Millions of dollars of litigation ensued, ultimately forcing the company to file bankruptcy.
In 2000, Owens Corning Fiberglas Corporation filed bankruptcy over more than 200,000 asbestosis claims. In 2006, it set up the Owens Corning/Fibreboard Asbestos Personal Injury Trust to pay for future claims.
Within two years, the trust paid out $1.4 billion in claims. Claimants diagnosed with mesothelioma cancer have received the highest payouts, but people with asbestosis claims have also successfully gained compensation through the trust and the courts.
Harmful Products and Health Consequences
Exposure to asbestos-laden insulation causes cancer and other ailments in various ways. Factory workers are often exposed continuously throughout their workdays, and it was common that workers received no warning of the risks or protection from the carcinogenic fibers they inhaled and brought home to their households.

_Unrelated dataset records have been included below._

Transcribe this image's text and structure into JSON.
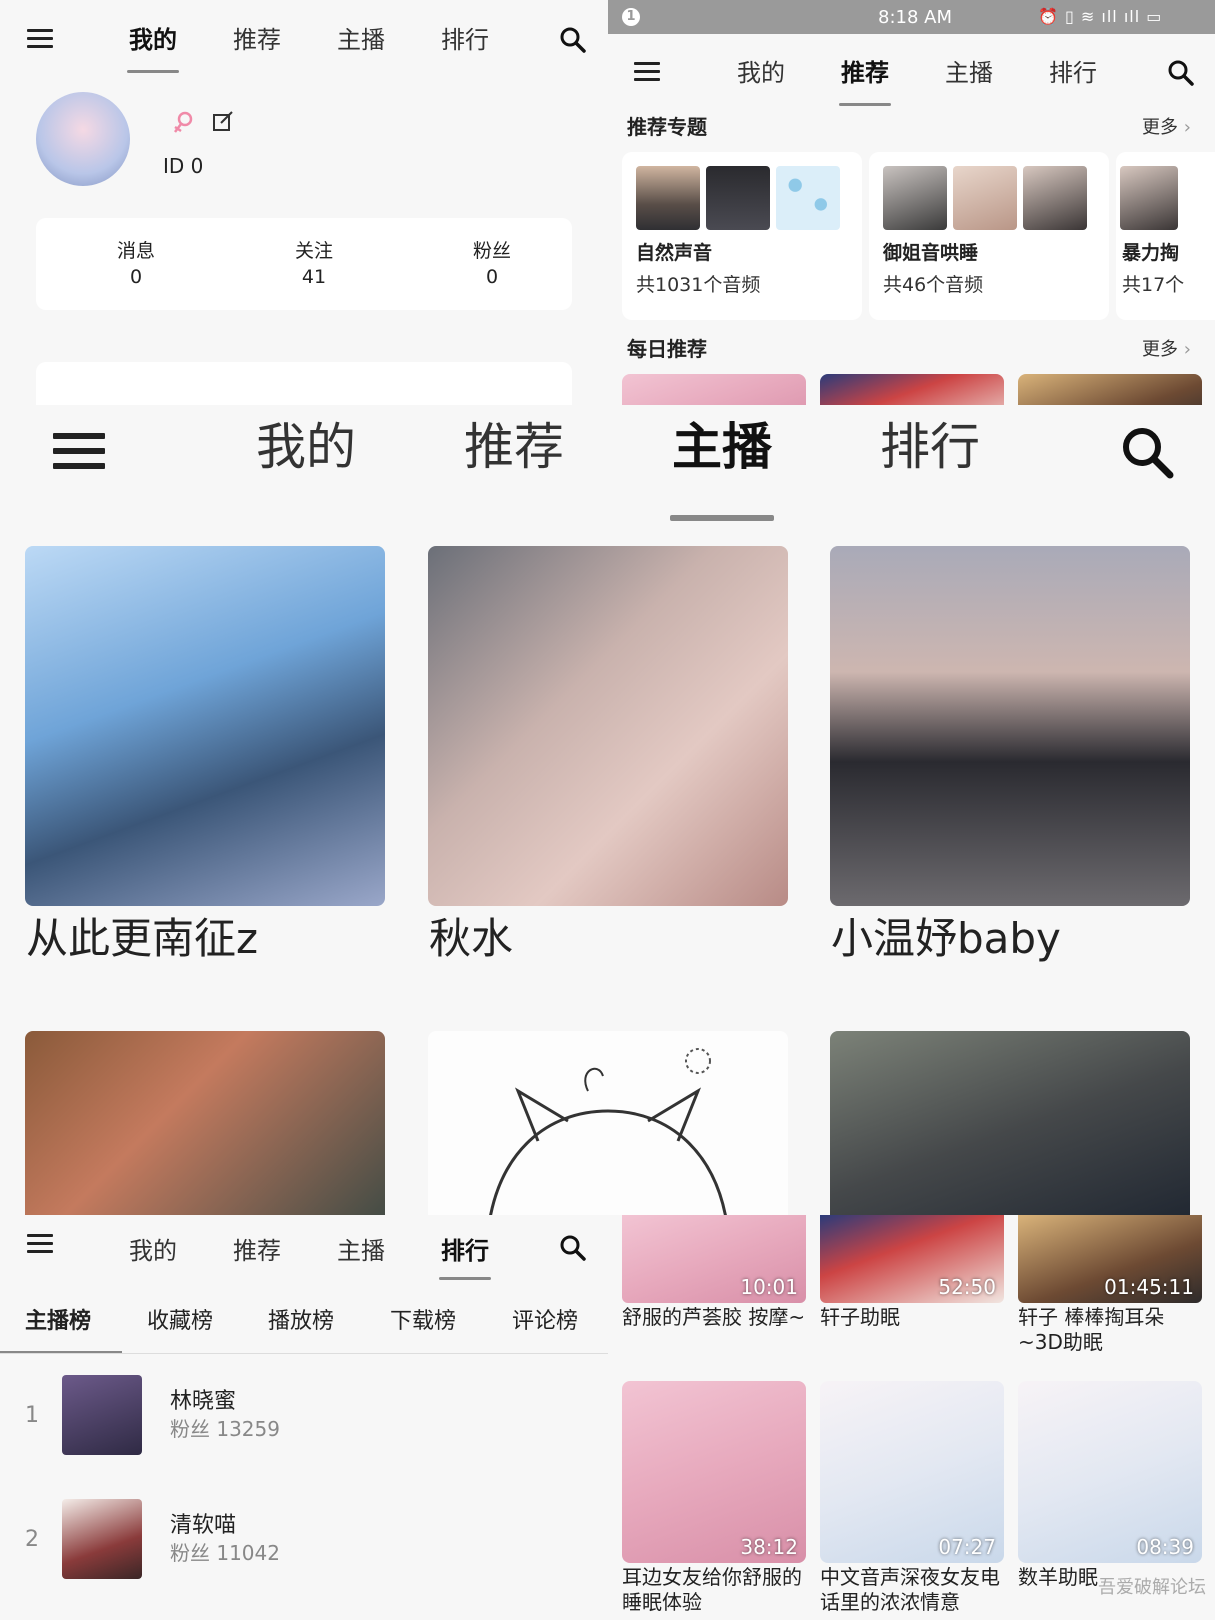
{
  "nav": {
    "menu_icon": "menu-icon",
    "search_icon": "search-icon",
    "tabs": [
      "我的",
      "推荐",
      "主播",
      "排行"
    ]
  },
  "mine": {
    "avatar_icon": "avatar",
    "gender_icon": "female-icon",
    "edit_icon": "edit-icon",
    "id_text": "ID 0",
    "stats": [
      {
        "label": "消息",
        "value": "0"
      },
      {
        "label": "关注",
        "value": "41"
      },
      {
        "label": "粉丝",
        "value": "0"
      }
    ]
  },
  "status_bar": {
    "badge": "1",
    "time": "8:18 AM",
    "icons": "⏰ ▯ ≋ ıll ıll ▭"
  },
  "recommend": {
    "topics_title": "推荐专题",
    "more": "更多",
    "daily_title": "每日推荐",
    "topics": [
      {
        "name": "自然声音",
        "count": "共1031个音频"
      },
      {
        "name": "御姐音哄睡",
        "count": "共46个音频"
      },
      {
        "name": "暴力掏",
        "count": "共17个"
      }
    ]
  },
  "anchors": [
    {
      "name": "从此更南征z"
    },
    {
      "name": "秋水"
    },
    {
      "name": "小温妤baby"
    }
  ],
  "ranking": {
    "sub_tabs": [
      "主播榜",
      "收藏榜",
      "播放榜",
      "下载榜",
      "评论榜"
    ],
    "items": [
      {
        "rank": "1",
        "name": "林晓蜜",
        "fans": "粉丝 13259"
      },
      {
        "rank": "2",
        "name": "清软喵",
        "fans": "粉丝 11042"
      }
    ]
  },
  "daily": [
    {
      "title": "舒服的芦荟胶 按摩~",
      "duration": "10:01"
    },
    {
      "title": "轩子助眠",
      "duration": "52:50"
    },
    {
      "title": "轩子 棒棒掏耳朵~3D助眠",
      "duration": "01:45:11"
    },
    {
      "title": "耳边女友给你舒服的睡眠体验",
      "duration": "38:12"
    },
    {
      "title": "中文音声深夜女友电话里的浓浓情意",
      "duration": "07:27"
    },
    {
      "title": "数羊助眠",
      "duration": "08:39"
    }
  ],
  "watermark": "吾爱破解论坛"
}
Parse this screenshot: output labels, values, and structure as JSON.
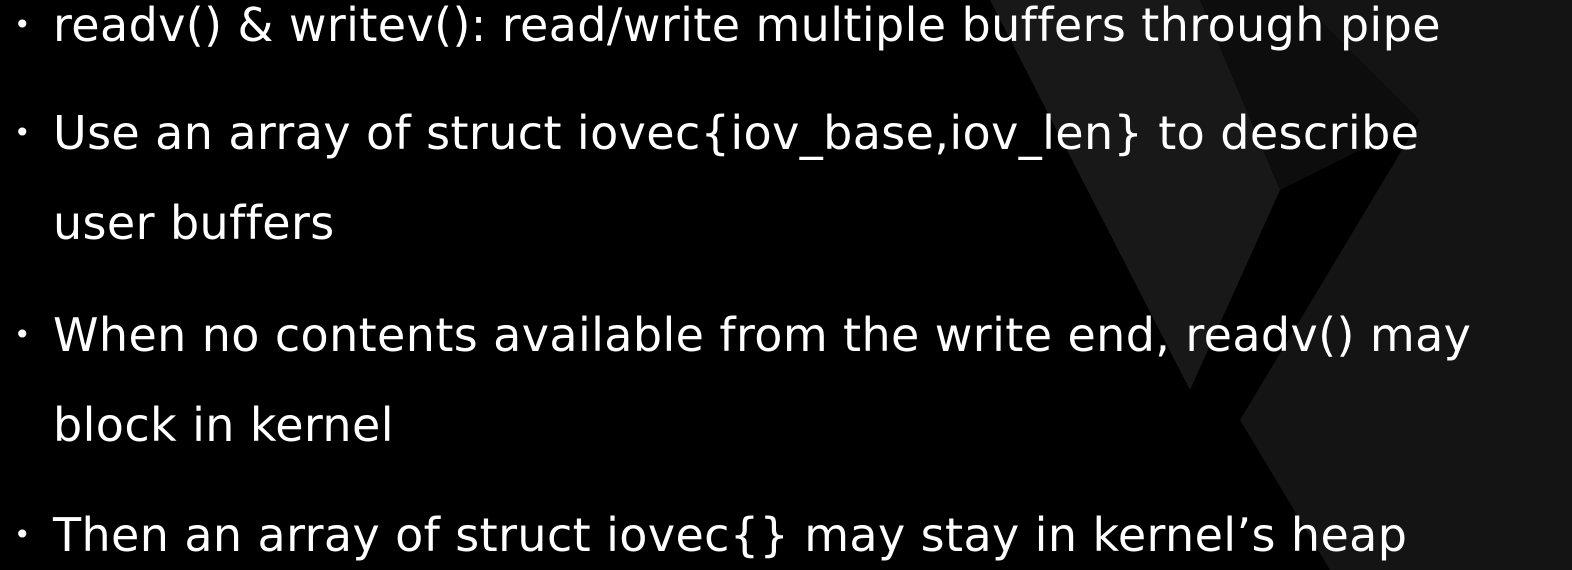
{
  "slide": {
    "bullets": [
      {
        "lines": [
          "readv() & writev(): read/write multiple buffers through pipe"
        ]
      },
      {
        "lines": [
          "Use an array of struct iovec{iov_base,iov_len} to describe",
          "user buffers"
        ]
      },
      {
        "lines": [
          "When no contents available from the write end, readv() may",
          "block in kernel"
        ]
      },
      {
        "lines": [
          "Then an array of struct iovec{} may stay in kernel’s heap"
        ]
      }
    ],
    "bullet_symbol": "•",
    "colors": {
      "background": "#000000",
      "text": "#ffffff",
      "decoration": "#1a1a1a"
    }
  }
}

Contractors and other workers were exposed not by working at the plants but in their jobs that required tearing down or shredding insulation blocks. Pipefitters and boiler room workers were also exposed. Packing and unpacking such carcinogenic fibers can cause illness, as can even handling the fibers briefly, as the EPA has stated that there is no safe level of exposure.
Owens Corning Fiberglas Corporation’s patents provide evidence of their use of asbestos-laden materials. One patent from 1938 for a method of producing combined asbestos and glass fiber yarns states that these materials were “particularly adapted for electrical insulation, packing material, gaskets, friction elements, heat insulation, cement, fillers in fabricated boards, acoustical insulation, battery separators, and various other uses.”1
A 1956 patent for an “apparatus for packing asbestos fibers” states that “it has been customary to pack the fibrous material loosely, as by gravity, into a wrapper, such as a burlap sack or the like, for protecting the material during storage and shipment and for easily handling such fibrous material.” This new patented packaging system would pressure-pack the fibers by compressing them into a firm block.2
Lawsuits: Past, Present, and Future
Owens Corning faced many lawsuits before its bankruptcy, many of which were filed by ship workmen and others who became ill with mesothelioma. These lawsuits alleged that Owens was aware of asbestosis risks by the late 1930s but ignored the risks when it came to warning people who would be working around these potentially deadly carcinogens.
Since mesothelioma can take an average of 20 to 40 years to be diagnosed, it is likely that many more people have been injured by Kaylo brand insulation materials. Most workers prior to the 1970s routinely brought the deadly fibers home to their families via their work uniforms, which were often washed by their wives. These workers also spread the dust and fibers to the family’s furniture and bedding, which caused many of their spouses and children to become ill with mesothelioma decades later.3